With a penalty system that incorporates five different levels of punishment, North Carolina drunk driving laws are more complicated than many across the country.

If you are arrested for violating North Carolina DUI law, you should learn about the law. You will also want to act on your constitutional right to hire a North Carolina DUI lawyer to help understand the complexities of the state's various drunk driving statutes.

North Carolina Drunk Driving Charges

North Carolina has laws making it illegal to drive while impaired and also making it illegal to drive with a blood-alcohol level of .08 or higher. These are two separate charges, and you can be charged with both. If you are found guilty, however, you will only be punished for one infraction, and the punishments are identical for both.

Being charged for impaired driving does not depend upon any particular blood-alcohol level. For an officer to make an impaired-driving arrest, he or she only needs to have probable cause. Probable cause means the officer has a reasonable suspicion that you are guilty of driving while impaired.

To make an impaired driving arrest in North Carolina, the officer can rely on observed behavior.

There are two types of observations the police officer will likely rely upon. The first is your driving behavior. Some driving behaviors that cause an officer to suspect you of driving while impaired include:

  • Weaving from side to side
  • Driving in more than one lane at once
  • Driving with your headlights off at night
  • Speeding or driving excessively slow
  • Hesitating to pass through a green light
  • Crashing a red light

Under North Carolina drunk driving law, a police officer has the right to pull you over on suspicion of driving while impaired if you exhibit any of these behaviors, regardless of whether you were breaking a traffic law.

After pulling you over, the officer will try to determine whether you are impaired by observing your behavior. Some signs the police officer may look for include:

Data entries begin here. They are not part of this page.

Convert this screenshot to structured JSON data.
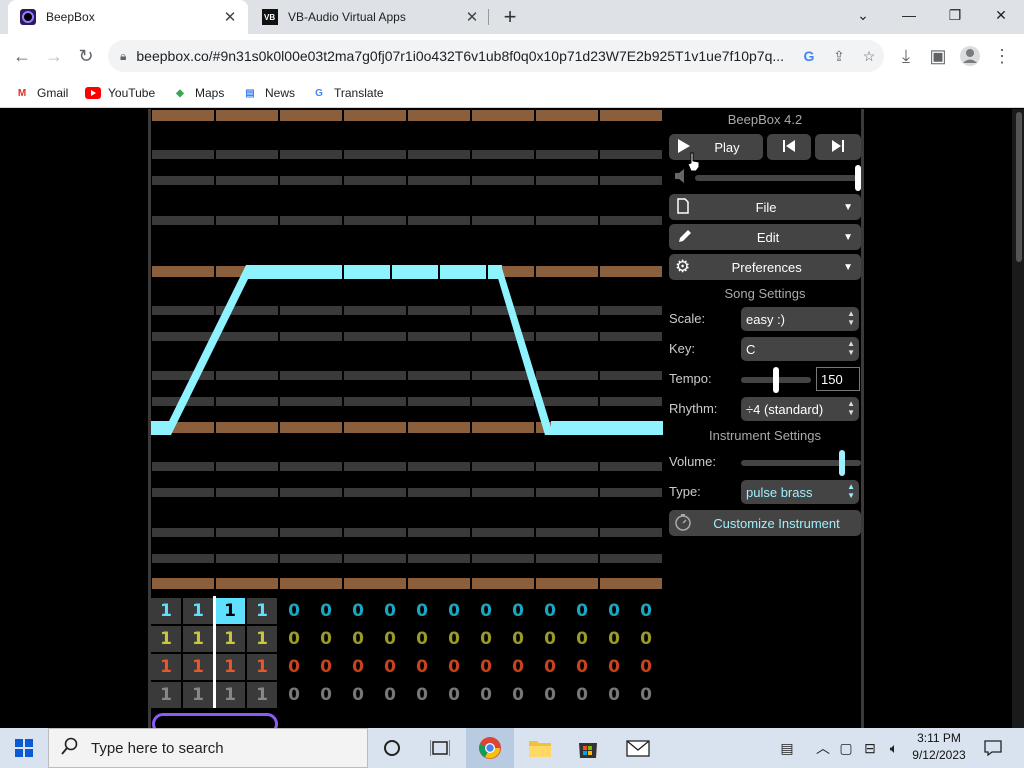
{
  "browser": {
    "tabs": [
      {
        "title": "BeepBox",
        "active": true
      },
      {
        "title": "VB-Audio Virtual Apps",
        "active": false
      }
    ],
    "address": "beepbox.co/#9n31s0k0l00e03t2ma7g0fj07r1i0o432T6v1ub8f0q0x10p71d23W7E2b925T1v1ue7f10p7q...",
    "bookmarks": [
      "Gmail",
      "YouTube",
      "Maps",
      "News",
      "Translate"
    ]
  },
  "beepbox": {
    "title": "BeepBox 4.2",
    "play_label": "Play",
    "file_label": "File",
    "edit_label": "Edit",
    "preferences_label": "Preferences",
    "song_settings_label": "Song Settings",
    "scale_label": "Scale:",
    "scale_value": "easy :)",
    "key_label": "Key:",
    "key_value": "C",
    "tempo_label": "Tempo:",
    "tempo_value": "150",
    "rhythm_label": "Rhythm:",
    "rhythm_value": "÷4 (standard)",
    "instrument_settings_label": "Instrument Settings",
    "volume_label": "Volume:",
    "type_label": "Type:",
    "type_value": "pulse brass",
    "customize_label": "Customize Instrument",
    "tracks": [
      {
        "color": "#5fe0ff",
        "patterns": [
          "1",
          "1",
          "1",
          "1",
          "0",
          "0",
          "0",
          "0",
          "0",
          "0",
          "0",
          "0",
          "0",
          "0",
          "0",
          "0"
        ]
      },
      {
        "color": "#c8c83a",
        "patterns": [
          "1",
          "1",
          "1",
          "1",
          "0",
          "0",
          "0",
          "0",
          "0",
          "0",
          "0",
          "0",
          "0",
          "0",
          "0",
          "0"
        ]
      },
      {
        "color": "#e8562b",
        "patterns": [
          "1",
          "1",
          "1",
          "1",
          "0",
          "0",
          "0",
          "0",
          "0",
          "0",
          "0",
          "0",
          "0",
          "0",
          "0",
          "0"
        ]
      },
      {
        "color": "#8a8a8a",
        "patterns": [
          "1",
          "1",
          "1",
          "1",
          "0",
          "0",
          "0",
          "0",
          "0",
          "0",
          "0",
          "0",
          "0",
          "0",
          "0",
          "0"
        ]
      }
    ]
  },
  "taskbar": {
    "search_placeholder": "Type here to search",
    "time": "3:11 PM",
    "date": "9/12/2023"
  }
}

  • The scent of alcohol on your breath
  • Dilated pupils
  • Red eyes
  • Erratic behavior
  • Slurred speech

If you exhibit any of these signs, the officer may then ask you to perform a series of field sobriety tests. These tests may include:

  • Walking in a straight line, turning, and walking back
  • Following a moving object with your eyes while keeping your head stationary
  • Placing your arms to your side and standing on one foot

North Carolina DWI Charges

Besides driving while impaired, you may also be placed under arrest for driving while intoxicated, also referred to as DWI or DUI in North Carolina. This means you are operating a vehicle with a blood-alcohol content past the legal limit. Under North Carolina drunk driving laws, it is illegal to have a blood-alcohol content of .08 percent or higher.

A police officer may use the same methods to identify you as a possible DUI offender as when stopping you on suspicion of impaired driving. You may even have to take a battery of field sobriety tests. The police officer will also administer a breathalyzer test to gauge your blood-alcohol content.

A breathalyzer is a device to detect alcohol concentrations in someone's breath. When you blow into the breathalyzer, it provides an estimate of your blood-alcohol content. If the estimate is .08 percent or higher, the officer will arrest you for DUI. If your driving was impaired at the time, you may also be charged with driving while impaired in North Carolina.

Refusing a Breathalyzer Test in North Carolina

You can legally refuse a breathalyzer test in North Carolina. However, there is an implied consent law in North Carolina. Implied consent means that when you apply for a North Carolina driver's license, you implicitly agree to drug and alcohol testing should a police officer suspect you of driving while intoxicated. If you refuse a breathalyzer test, it can result in an automatic one-year driver's license suspension.